Tozzi overthinks it in the article. The kernel succeeded by being in the right place in the right time and then continuously being good enough that there was insufficient reason for change.
Linux, the OS not the kernel, was the first mostly complete Unix available on a college student's budget that would install on hardware the college student mostly already had. Right place, right time. Hurd didn't exist in any usable form, Minix and Solaris were $$ and the *BSD's didn't start to release for a year or two later.
Fast forward four years and when those graduating college students met the Internet bubble, Linux was the server OS they knew. Right place, right time.

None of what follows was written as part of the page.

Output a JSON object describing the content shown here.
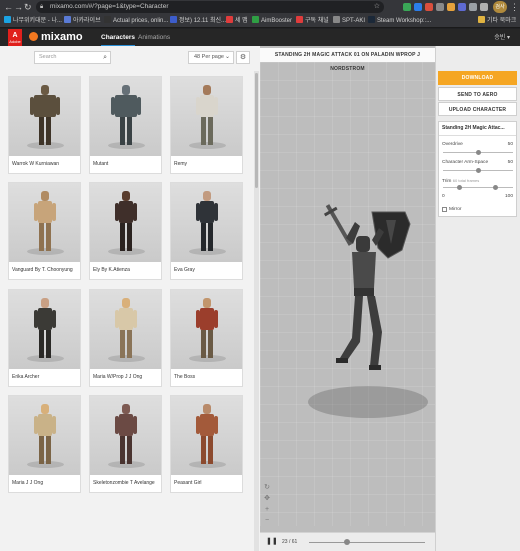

Byeond that it was a game of, "don't eff it up." That's where Torvalds' pragmatism came in to play.